Documents to download

  • The European Union Aviation Safety Agency (EASA) is responsible for developing common standards of safety and environmental protection in civil aviation across the EU.
  • The UK is currently in a transition period with the European Union since leaving on 31 January 2020. As such, the UK can no longer take part in any decision making at EASA, but EASA’s regulations continue to apply to the UK.
  • The UK Civil Aviation Authority (CAA) regulates UK airlines to ensure they comply with EASA standards. On its website, the CAA stated that it considers continued participation in the EASA system as “the most positive outcome for UK consumers and the aviation industry”.
  • As part of the political declaration between the UK and EU, published on 19 October 2019, the UK Government had agreed to consider “close cooperation” between EASA and the UK Civil Aviation Authority (CAA).
  • On 6 March 2020, the Transport Secretary, Grant Shapps, said in an interview with the US publication Aviation Week Network that the UK will leave EASA after the transition period, which is due to end on 31 December 2020.
  • Mr Shapps stated that the CAA will take on additional powers following the UK’s departure from EASA. In a statement on 9 March 2020, the CAA said that it is “prepared to take over regulatory responsibilities from EASA”.
  • In a briefing published in September 2017, the Royal Aeronautical Society considered the areas that would need to be covered by the CAA if the UK were to leave EASA. The society stated that repatriating such elements was “technically feasible” but questioned “whether it was advisable or desirable”. Their report focused on areas such as: design and approvals; component maintenance; pilot and engineer certification; and airline certification.
  • The ADS, the UK trade organisation which represents the aerospace, defence, security and space sector, has stated that the Government’s decision “is a gamble with much at stake, but without any clear prize on offer”.

On 19 March 2020, Lord Whitty (Labour) is due to ask Her Majesty’s Government “what assessment led to their decision not to participate in the European Union Aviation Safety Agency; and what plans they have to address any gap in regulatory oversight which results from that decision”. 

Documents to download

Related posts

  • The House of Lords is due to consider two related statutory instruments on 26 November 2020. Along with a third order, the instruments amend orders from 2019 which made provision for ‘Operation Brock’. This is a planned system to manage heavy commercial vehicle (HCV) traffic in Kent when there are delays in exporting goods from Great Britain (GB) to the EU after the transition period. This article examines what the 2020 orders do and why they are being made.

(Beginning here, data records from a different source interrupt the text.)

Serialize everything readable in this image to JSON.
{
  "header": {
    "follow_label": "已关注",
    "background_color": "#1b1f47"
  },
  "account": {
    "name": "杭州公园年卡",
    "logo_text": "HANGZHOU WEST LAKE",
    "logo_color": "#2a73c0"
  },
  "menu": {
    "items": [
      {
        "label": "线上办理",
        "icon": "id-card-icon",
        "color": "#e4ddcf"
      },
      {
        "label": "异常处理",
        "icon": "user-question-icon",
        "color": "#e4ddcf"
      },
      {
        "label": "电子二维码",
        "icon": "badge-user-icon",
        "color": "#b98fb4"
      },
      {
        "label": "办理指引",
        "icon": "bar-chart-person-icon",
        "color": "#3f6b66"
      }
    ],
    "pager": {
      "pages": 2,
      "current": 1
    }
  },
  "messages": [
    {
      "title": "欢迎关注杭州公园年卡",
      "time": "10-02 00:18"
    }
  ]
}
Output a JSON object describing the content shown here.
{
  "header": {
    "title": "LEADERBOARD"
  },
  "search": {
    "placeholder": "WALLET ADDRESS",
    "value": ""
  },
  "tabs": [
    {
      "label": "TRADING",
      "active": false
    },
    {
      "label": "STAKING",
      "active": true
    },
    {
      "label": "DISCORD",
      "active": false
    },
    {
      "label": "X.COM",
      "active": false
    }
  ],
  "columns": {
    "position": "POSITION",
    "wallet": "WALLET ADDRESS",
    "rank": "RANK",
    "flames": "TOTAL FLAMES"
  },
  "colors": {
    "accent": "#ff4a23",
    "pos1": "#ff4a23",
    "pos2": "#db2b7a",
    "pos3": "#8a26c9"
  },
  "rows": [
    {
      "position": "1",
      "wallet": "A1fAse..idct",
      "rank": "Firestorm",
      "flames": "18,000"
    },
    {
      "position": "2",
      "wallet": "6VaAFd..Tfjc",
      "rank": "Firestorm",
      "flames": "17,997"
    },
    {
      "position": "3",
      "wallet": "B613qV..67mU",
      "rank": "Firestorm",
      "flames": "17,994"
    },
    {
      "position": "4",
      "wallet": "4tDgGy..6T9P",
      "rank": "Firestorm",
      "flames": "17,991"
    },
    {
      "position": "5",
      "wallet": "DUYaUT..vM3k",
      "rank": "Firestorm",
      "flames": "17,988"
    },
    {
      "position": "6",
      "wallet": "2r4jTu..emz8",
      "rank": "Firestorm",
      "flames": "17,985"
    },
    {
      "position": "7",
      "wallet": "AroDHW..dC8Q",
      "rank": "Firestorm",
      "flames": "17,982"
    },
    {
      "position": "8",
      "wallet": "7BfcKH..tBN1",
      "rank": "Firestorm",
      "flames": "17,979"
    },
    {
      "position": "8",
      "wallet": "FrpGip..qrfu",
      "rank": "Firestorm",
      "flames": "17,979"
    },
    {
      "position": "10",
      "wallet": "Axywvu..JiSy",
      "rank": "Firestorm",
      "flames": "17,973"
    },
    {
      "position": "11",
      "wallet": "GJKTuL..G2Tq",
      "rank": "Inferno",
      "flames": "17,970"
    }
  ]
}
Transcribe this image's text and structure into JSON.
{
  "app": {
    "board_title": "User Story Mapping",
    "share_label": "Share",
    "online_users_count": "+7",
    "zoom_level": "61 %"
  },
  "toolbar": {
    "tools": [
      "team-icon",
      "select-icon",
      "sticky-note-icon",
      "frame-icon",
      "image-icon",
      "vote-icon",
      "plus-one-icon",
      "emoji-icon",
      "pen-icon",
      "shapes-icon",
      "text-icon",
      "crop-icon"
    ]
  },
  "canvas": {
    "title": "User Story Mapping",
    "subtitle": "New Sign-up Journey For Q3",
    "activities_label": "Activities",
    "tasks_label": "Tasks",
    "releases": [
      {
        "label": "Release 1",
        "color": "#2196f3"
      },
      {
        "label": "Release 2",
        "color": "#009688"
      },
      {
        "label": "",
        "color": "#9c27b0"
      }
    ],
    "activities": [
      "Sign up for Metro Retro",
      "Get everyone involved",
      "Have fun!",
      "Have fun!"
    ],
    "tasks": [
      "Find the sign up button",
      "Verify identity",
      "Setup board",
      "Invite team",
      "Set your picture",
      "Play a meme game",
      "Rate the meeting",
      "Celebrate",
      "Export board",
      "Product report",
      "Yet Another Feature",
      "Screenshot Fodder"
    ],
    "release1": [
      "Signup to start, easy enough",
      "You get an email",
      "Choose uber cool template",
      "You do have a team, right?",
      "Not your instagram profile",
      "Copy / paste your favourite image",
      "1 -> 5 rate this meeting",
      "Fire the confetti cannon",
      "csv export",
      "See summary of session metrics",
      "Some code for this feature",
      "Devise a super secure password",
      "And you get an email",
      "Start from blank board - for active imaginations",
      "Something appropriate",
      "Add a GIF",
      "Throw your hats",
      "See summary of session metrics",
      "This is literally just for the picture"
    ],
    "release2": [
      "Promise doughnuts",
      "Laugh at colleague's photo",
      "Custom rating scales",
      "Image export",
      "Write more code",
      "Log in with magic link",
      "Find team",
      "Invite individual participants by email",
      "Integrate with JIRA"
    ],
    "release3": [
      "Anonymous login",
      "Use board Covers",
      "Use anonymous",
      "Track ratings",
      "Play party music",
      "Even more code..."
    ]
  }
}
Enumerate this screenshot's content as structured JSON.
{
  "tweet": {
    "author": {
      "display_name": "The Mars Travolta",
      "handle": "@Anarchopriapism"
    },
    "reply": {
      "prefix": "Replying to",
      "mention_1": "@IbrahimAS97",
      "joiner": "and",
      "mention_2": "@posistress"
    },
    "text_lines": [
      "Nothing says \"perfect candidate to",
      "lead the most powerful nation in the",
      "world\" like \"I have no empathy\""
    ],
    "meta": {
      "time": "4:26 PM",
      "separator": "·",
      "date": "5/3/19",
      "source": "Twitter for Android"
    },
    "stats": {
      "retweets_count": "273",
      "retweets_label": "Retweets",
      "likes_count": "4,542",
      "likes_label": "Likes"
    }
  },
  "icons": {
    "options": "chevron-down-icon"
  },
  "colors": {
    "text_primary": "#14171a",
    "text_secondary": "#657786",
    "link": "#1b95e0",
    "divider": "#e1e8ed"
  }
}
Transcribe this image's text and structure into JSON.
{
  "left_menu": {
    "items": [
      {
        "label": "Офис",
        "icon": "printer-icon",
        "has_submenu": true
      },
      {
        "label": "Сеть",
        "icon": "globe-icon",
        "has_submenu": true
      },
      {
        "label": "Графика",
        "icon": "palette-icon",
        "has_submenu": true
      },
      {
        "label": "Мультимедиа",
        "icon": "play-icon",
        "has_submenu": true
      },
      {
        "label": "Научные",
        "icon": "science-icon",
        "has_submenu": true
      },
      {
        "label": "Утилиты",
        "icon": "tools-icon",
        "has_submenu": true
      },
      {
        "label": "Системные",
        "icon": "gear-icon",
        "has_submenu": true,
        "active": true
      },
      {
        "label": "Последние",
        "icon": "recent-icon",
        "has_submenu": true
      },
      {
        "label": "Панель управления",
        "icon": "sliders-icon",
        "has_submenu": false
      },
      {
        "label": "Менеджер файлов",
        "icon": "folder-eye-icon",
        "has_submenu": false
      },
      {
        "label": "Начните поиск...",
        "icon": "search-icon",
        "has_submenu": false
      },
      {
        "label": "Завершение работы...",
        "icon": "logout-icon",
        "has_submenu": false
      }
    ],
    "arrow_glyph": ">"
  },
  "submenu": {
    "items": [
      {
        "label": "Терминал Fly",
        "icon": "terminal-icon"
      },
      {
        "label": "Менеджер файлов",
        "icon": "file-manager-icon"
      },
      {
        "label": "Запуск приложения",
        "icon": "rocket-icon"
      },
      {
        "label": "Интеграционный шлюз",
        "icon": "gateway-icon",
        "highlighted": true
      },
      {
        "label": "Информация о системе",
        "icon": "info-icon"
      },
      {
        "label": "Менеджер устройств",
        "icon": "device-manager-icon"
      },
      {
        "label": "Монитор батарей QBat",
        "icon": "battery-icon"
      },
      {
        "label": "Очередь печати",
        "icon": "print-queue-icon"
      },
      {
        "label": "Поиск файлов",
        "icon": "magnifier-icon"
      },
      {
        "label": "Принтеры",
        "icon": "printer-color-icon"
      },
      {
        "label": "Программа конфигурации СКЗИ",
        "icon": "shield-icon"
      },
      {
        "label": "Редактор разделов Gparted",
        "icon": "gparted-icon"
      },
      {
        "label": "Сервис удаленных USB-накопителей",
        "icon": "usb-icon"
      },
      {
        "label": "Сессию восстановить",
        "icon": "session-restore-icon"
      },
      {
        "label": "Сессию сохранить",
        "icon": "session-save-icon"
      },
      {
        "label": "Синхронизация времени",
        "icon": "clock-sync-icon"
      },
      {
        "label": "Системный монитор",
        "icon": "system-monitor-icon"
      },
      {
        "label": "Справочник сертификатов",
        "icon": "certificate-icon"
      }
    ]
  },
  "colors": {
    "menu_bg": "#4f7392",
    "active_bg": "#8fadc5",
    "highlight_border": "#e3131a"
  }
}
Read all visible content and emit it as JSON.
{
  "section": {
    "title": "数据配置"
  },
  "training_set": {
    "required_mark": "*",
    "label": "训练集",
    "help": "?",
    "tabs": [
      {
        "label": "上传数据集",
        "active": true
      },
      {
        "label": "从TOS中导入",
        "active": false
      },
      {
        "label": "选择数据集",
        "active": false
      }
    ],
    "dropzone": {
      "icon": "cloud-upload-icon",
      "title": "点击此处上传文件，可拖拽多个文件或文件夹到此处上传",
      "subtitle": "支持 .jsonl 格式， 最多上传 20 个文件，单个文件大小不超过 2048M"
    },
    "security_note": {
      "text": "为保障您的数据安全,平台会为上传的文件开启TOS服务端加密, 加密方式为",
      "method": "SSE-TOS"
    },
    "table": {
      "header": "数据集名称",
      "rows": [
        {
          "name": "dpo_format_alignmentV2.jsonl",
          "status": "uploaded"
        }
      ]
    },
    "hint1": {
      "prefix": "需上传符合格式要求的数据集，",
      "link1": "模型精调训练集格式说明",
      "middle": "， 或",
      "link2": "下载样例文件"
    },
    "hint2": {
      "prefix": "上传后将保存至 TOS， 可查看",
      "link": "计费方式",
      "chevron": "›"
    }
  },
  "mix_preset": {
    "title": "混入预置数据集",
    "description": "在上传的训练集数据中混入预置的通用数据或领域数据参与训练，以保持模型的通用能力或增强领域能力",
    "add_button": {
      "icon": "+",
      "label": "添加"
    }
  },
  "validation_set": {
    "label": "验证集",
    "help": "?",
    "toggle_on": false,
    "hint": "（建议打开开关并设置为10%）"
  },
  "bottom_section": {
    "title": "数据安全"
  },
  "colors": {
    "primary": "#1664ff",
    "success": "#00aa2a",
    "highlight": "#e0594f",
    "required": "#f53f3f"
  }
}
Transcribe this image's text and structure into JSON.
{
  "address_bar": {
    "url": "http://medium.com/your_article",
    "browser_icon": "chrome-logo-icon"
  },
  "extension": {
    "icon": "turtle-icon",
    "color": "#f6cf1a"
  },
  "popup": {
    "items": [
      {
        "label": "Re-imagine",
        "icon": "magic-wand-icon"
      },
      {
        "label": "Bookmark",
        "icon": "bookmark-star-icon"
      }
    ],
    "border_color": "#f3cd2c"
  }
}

  • Certain regulations on vehicles and carbon dioxide emission targets are currently regulated by the EU. The UK Government has put in place statutory instruments intended to retain these regulations when the transition period ends for leaving the EU. This article looks at three draft SIs which make amendments to current legislation to ensure the regulations can function effectively after the transition period, and that the UK meets its obligations under the Ireland/Northern Ireland Protocol.